Blue Monday is over and people are thinking about holidays, but with the multitude of ways in ways in which people can book we need to be much more careful of how we book with whom and be aware of consumer rights.
Make sure your holiday in the sun doesn’t burn a hole in your pocket
With the weather so cold and adverts for holidays upon us, our thoughts turn to booking holidays in warmer places in the busiest time for travel agents. But as they all compete and more choice is available on how to book, including through sites not based in the EU, what do we need to look out for?
Booking through companies not based in UK
Helen Dewdney, The Complaining Cow, blogger and author of How to Complain: The Essential Guide to Getting Refunds, Redress and Results! has come across many people who have fallen foul of travel agents or companies making themselves looking like one which are not based in the UK. For example, Susan booked accommodation with Booking.com at the cost of £357.50. The company cancelled less than 24 hours before the trip because the hotel was ‘overbooked’. Susan only discovered that the alternative accommodation didn’t exist when she arrived in London. She had to pay a further £900 to stay in inconvenient accommodation, resulting in numerous taxi and bus fares. The company told Susan to email them and attach invoices and receipts, but she did not get a response, refund or even an apology. She was also £982.50 out of pocket. She eventually got her money back including out of pocket costs and a goodwill gesture of £250 by quoting relevant laws.
Robert’s mother had been charged a £30 fee after the booking process on a website that searches for flights then charges an administration fee on top, which she was not told about. The company’s hidden terms and conditions said that a charge could be made but did not provide the amount! Writing to the CEO and quoting relevant EU laws meant he got his money back.
So what are your rights?
Your rights booking through a UK or EU-based website
- ATOL (Air Travel Organisers’ Licence) is a government-run financial protection scheme operated by the Civil Aviation Authority (CAA). All monies you pay for package holidays involving flights and holidays including a flight plus accommodation and/or car hire, must be protected under an ATOL licence
- ABTA(Association of British Travel Agents) follow a code of conduct, so if they break that you can report them to ABTA.
- EU Directive 2005/29/EC (for the UK Consumer Protection from Unfair Trading Regulations 2008) when a shopper makes a purchasing decision s/he would have made had s/he been given accurate information or not put under unfair pressure to do so.
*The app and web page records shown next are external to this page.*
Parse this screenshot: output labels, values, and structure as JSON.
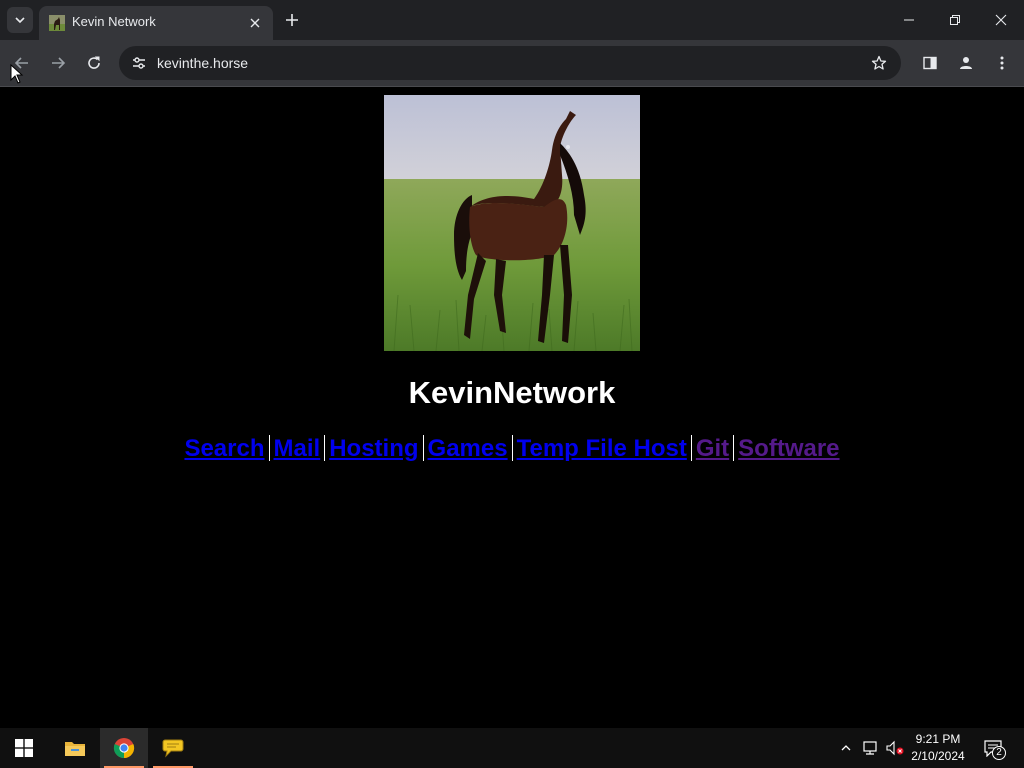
{
  "browser": {
    "tab": {
      "title": "Kevin Network"
    },
    "url": "kevinthe.horse"
  },
  "page": {
    "title": "KevinNetwork",
    "nav_links": [
      {
        "label": "Search",
        "state": "unvisited"
      },
      {
        "label": "Mail",
        "state": "unvisited"
      },
      {
        "label": "Hosting",
        "state": "unvisited"
      },
      {
        "label": "Games",
        "state": "unvisited"
      },
      {
        "label": "Temp File Host",
        "state": "unvisited"
      },
      {
        "label": "Git",
        "state": "visited"
      },
      {
        "label": "Software",
        "state": "visited"
      }
    ],
    "colors": {
      "link": "#0000ee",
      "visited_link": "#551a8b",
      "background": "#000000"
    }
  },
  "taskbar": {
    "time": "9:21 PM",
    "date": "2/10/2024",
    "notification_count": "2",
    "pinned": [
      "start-icon",
      "file-explorer-icon",
      "chrome-icon",
      "chat-bubble-icon"
    ]
  }
}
- Section 75A of the Consumer Credit Act 1974, you have a right to be refunded if you make a claim within 6 years (5 in Scotland) for purchases over £100 and less than £30,000. You are covered if you pay as little as 1p but the item costs more than £100. But remember you may be charged a percentage of the cost for a transaction fee, but you can try to pay a small amount on the card and the whole cost will be covered.
- Purchases bought on debit cards may be covered by this voluntary scheme, the rules set by card issuers such as Mastercard and Visa, check if your bank is covered.
Your rights for holidays booked through UK tour operators
- Package Travel, Package Holidays and Package Tour Regulations 1992 The organiser (tour operator) is liable for the failures of hoteliers, suppliers and services within the contract. If the holiday is cancelled, the consumer is entitled to a substitute package of equivalent or superior quality (if the other party to the contract is able to offer such a substitute) or to take a substitute package of lower quality and recover the difference in the price or to have a full refund.
- From 01 July 2018 the new Package Travel Directive comes into force. This widens the meaning of the word “package” so that more companies will have to abide by the regulations. So anyone that puts together a package for a customer will be responsible for all the elements. Think Expedia etc.
- The organiser must not provide mis-leading information and provide details about changes as soon as possible. The consumer is entitled to redress for a variety of things dependent on what regulation has been broken and when.
Your rights for holidays taken in the UK
The Consumer Rights Act 2015 entitles you to services that are carried out with reasonable skill and care and with information given verbally or in writing to the consumer, which is binding where the consumer relies on it.
Dewdney says you should be careful when you book but that you can nearly always get redress, so long as you know your legal rights. “Armed with your rights you can feel more confident that you won’t lose money either in the booking process or if anything goes wrong once on holiday.”
Should you have a problem with your holidays see: All you need to know about booking/complaining about holidays/flights
For more tips, information, advice, your consumer rights and template letters GET THE BOOK! How To Complain: The ESSENTIAL Consumer Guide to Getting REFUNDS, Redress and RESULTS!